Professor Charles H.F. Davis III, a faculty member in the Center for Higher and Postsecondary Education, was among the scholars quoted in a Diverse Issues in Higher Education article covering the response from higher education leaders to the insurrection at the U.S. Capitol on Wednesday.
The Diverse staff reported on scholars from across the nation who are contrasting the police response to the Capitol riot, carried out primarily by White individuals, to that of Black Lives Matter protests this summer. Davis said, “If this was a group of people of color who had taken to the Capitol and had damaged property and done any of the things that these White folks had done, we would talk about it in very different terms,” adding that the reluctance by some to label those who created mayhem as rioters, points to “how we characterize who gets to take a stand against the federal government in these particular ways or other formal institutions of politics.”

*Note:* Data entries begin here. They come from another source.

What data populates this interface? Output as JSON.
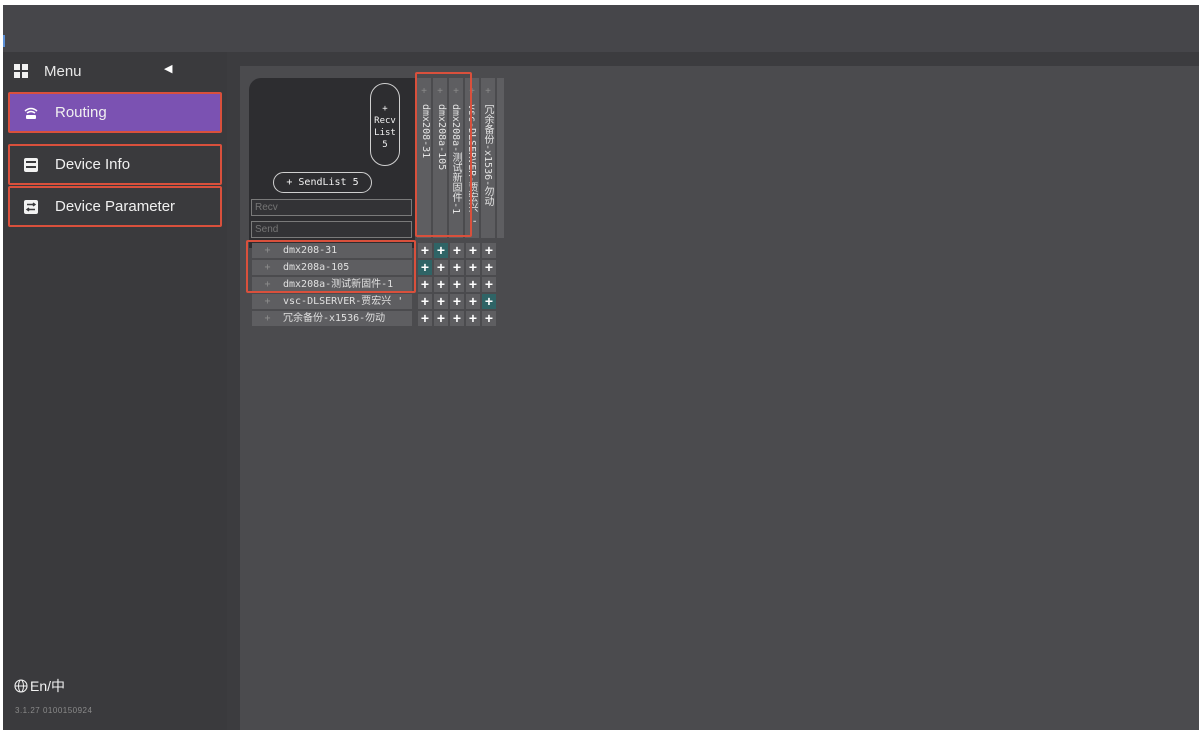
{
  "sidebar": {
    "menu_label": "Menu",
    "items": [
      {
        "label": "Routing",
        "icon": "wifi-router-icon",
        "active": true
      },
      {
        "label": "Device Info",
        "icon": "device-info-icon",
        "active": false
      },
      {
        "label": "Device Parameter",
        "icon": "device-parameter-icon",
        "active": false
      }
    ],
    "language": "En/中",
    "version": "3.1.27  0100150924"
  },
  "matrix": {
    "recv_list": {
      "prefix": "+",
      "line1": "Recv",
      "line2": "List",
      "count": "5"
    },
    "send_list_label": "+ SendList 5",
    "recv_placeholder": "Recv",
    "send_placeholder": "Send",
    "row_prefix": "+",
    "col_prefix": "+",
    "send_rows": [
      "dmx208-31",
      "dmx208a-105",
      "dmx208a-测试新固件-1",
      "vsc-DLSERVER-贾宏兴 '",
      "冗余备份-x1536-勿动"
    ],
    "recv_cols": [
      "dmx208-31",
      "dmx208a-105",
      "dmx208a-测试新固件-1",
      "vsc-DLSERVER-贾宏兴 '",
      "冗余备份-x1536-勿动"
    ],
    "cell_symbol": "+",
    "active_cells": [
      [
        0,
        1
      ],
      [
        1,
        0
      ],
      [
        3,
        4
      ]
    ]
  },
  "colors": {
    "active_nav": "#7b52b2",
    "highlight": "#d9503c",
    "active_cell": "#2f6466"
  }
}
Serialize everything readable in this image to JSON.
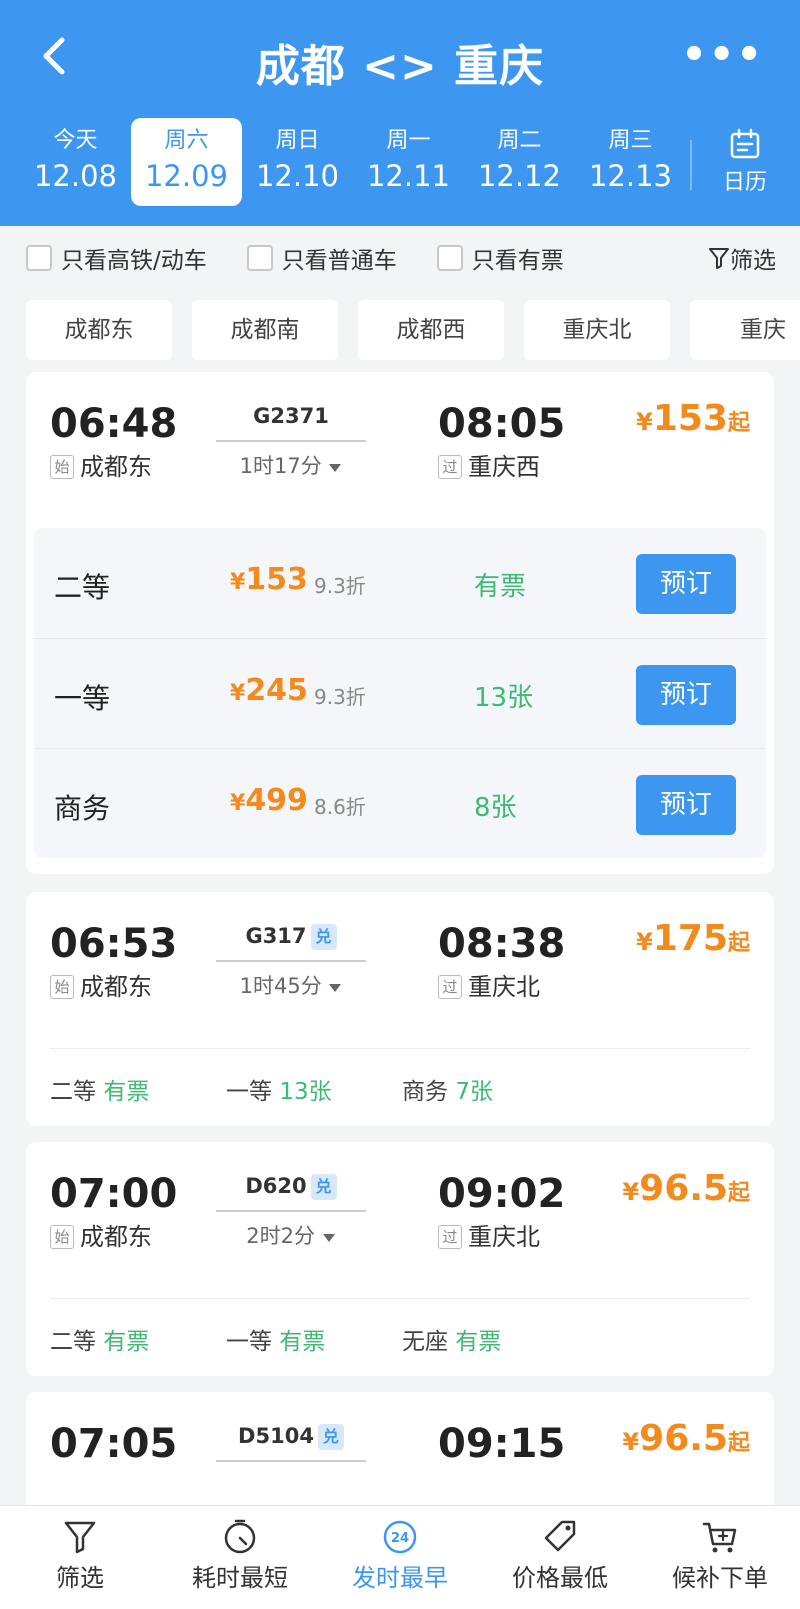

The media plays a central role in shaping these narratives. “When we see people that are peacefully protesting based on the injustice of police violence against people of color and Black people specifically and anything happens—usually escalated by police—we don’t get the same language and the same treatment,” Davis said. “Black and Brown people are demonized and villainized and criminalized by their efforts to exercise their constitutional rights. And in cases like this, similar to how we deal with mass shootings, these are exceptions rather than the rule. And I would actually argue that the opposite is true.”